◆ Task instructions:
What lines in the entries below contain the word "Results"? Copy all of them.
_ _ _
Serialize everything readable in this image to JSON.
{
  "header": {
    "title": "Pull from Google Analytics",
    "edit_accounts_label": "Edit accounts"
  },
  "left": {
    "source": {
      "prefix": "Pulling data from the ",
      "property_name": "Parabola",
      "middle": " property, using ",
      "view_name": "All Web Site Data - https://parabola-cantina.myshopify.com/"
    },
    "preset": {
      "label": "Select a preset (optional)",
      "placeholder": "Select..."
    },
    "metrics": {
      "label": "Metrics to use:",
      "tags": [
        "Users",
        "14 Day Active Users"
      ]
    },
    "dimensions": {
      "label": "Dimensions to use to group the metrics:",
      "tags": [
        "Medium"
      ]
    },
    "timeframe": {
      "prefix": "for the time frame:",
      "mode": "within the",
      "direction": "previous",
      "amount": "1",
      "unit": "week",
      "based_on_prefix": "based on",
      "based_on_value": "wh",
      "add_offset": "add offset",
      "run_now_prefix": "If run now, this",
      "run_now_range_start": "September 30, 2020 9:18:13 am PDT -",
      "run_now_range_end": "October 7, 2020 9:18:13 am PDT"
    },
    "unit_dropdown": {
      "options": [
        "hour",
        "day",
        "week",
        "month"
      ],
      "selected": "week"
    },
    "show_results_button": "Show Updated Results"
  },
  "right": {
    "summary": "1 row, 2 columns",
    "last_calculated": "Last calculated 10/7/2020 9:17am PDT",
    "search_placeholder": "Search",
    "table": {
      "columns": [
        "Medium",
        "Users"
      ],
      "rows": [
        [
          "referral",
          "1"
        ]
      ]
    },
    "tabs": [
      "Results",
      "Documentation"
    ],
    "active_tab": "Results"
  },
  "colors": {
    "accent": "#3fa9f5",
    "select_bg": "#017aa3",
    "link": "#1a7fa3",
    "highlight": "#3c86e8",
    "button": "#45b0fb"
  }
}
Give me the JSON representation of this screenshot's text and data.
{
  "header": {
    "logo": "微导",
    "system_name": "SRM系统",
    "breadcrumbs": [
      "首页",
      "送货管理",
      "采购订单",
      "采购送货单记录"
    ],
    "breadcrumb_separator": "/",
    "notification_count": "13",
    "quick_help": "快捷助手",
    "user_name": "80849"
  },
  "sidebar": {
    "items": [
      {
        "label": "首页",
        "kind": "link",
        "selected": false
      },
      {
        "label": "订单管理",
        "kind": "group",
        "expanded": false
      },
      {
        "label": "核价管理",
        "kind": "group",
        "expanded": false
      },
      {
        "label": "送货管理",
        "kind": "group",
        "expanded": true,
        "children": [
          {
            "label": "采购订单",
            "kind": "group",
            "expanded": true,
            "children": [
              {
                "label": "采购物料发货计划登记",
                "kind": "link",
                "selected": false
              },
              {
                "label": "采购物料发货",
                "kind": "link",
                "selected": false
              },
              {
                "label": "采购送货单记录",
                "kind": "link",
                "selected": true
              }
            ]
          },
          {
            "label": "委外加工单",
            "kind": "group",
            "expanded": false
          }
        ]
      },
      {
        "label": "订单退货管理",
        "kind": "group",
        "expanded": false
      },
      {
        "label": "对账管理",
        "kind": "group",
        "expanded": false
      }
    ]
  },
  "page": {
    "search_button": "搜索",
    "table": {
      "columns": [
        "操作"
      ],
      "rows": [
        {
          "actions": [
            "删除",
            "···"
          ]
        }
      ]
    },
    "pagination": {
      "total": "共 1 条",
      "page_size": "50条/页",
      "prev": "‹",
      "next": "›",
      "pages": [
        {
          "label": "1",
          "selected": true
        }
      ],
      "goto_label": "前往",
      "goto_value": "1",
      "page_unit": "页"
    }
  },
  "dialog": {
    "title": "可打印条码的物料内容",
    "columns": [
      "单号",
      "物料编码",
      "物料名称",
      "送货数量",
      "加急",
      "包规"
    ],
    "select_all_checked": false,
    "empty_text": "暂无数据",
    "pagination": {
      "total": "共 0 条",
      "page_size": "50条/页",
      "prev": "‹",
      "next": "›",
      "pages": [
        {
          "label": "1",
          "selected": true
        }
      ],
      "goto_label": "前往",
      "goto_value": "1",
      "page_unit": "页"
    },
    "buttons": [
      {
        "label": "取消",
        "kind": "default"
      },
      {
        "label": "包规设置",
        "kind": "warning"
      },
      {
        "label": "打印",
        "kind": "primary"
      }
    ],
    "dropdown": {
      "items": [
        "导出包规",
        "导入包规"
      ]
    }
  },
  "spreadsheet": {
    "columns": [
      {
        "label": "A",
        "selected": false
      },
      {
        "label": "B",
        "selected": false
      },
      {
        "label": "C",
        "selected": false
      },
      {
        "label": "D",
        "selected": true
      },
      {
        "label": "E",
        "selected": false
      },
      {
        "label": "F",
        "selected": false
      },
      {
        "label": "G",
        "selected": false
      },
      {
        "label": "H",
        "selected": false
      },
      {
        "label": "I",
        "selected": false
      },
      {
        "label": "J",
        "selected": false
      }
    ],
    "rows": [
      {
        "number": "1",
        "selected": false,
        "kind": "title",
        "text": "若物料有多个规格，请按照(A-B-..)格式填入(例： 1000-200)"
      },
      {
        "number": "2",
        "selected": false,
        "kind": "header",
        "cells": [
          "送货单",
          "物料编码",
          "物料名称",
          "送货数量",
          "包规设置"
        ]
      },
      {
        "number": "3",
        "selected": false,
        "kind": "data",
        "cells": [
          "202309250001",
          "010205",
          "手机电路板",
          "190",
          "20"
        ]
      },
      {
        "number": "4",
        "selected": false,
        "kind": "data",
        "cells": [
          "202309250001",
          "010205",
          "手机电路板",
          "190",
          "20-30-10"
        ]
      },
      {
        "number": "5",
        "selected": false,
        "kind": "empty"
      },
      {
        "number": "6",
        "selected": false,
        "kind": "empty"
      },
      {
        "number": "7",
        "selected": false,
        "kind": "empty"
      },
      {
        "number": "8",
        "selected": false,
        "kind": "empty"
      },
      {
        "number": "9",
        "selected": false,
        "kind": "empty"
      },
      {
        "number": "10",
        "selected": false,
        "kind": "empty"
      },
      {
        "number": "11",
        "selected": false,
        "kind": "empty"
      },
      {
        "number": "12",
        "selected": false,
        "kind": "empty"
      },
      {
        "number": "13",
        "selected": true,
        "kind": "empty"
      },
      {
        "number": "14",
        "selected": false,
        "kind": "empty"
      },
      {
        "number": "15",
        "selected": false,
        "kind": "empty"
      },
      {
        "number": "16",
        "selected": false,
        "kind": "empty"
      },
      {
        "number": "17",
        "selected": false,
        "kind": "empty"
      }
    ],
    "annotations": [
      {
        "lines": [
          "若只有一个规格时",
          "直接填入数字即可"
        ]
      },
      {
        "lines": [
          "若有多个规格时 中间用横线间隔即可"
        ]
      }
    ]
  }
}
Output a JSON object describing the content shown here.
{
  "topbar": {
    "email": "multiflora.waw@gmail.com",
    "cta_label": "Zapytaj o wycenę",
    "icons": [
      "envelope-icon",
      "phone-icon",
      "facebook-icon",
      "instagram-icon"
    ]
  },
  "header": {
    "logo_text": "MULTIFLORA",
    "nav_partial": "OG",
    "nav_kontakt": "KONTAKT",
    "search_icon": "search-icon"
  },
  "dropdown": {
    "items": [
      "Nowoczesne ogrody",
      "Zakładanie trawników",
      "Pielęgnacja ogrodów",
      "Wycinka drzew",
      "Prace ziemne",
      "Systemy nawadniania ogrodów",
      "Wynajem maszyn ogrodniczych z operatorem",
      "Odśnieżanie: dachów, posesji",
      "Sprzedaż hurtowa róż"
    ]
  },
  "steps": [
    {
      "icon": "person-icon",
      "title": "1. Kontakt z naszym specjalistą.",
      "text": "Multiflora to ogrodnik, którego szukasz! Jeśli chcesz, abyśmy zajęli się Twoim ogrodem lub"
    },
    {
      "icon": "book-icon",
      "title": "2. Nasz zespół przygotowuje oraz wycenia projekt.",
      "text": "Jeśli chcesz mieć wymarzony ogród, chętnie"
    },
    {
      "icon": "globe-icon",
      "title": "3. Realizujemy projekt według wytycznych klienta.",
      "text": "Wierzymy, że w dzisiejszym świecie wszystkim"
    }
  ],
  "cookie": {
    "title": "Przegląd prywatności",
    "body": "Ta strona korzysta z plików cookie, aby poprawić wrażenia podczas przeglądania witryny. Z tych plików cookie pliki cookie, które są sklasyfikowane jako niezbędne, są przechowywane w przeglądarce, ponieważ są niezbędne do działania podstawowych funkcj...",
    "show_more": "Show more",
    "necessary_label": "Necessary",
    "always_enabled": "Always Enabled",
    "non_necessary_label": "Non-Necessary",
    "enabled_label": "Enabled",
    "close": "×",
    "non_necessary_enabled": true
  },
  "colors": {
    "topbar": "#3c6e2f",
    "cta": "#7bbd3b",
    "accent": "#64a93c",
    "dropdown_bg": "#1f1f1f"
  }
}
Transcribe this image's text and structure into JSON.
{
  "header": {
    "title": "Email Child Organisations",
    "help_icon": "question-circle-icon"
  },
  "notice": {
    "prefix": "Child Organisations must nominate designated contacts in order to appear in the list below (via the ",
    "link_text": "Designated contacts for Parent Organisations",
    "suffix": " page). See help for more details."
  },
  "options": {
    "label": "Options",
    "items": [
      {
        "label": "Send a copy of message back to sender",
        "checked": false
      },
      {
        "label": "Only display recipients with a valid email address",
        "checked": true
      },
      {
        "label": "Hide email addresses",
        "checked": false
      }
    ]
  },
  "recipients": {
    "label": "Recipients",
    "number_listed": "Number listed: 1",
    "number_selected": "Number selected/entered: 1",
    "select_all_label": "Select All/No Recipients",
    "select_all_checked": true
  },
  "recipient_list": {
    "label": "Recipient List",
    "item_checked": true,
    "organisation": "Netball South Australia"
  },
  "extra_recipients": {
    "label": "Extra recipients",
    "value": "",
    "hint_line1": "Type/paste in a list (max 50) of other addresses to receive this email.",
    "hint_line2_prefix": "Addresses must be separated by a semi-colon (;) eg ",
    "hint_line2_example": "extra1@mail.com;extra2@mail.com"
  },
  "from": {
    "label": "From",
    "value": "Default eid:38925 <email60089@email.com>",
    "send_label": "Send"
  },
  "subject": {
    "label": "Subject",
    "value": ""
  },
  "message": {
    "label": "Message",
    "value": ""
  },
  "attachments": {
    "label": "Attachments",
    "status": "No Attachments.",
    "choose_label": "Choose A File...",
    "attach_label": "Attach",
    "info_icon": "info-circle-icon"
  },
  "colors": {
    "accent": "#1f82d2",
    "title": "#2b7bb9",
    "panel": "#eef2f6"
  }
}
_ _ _
◆ Exercise answer:
    "show_results_button": "Show Updated Results"
      "Results",
    "active_tab": "Results"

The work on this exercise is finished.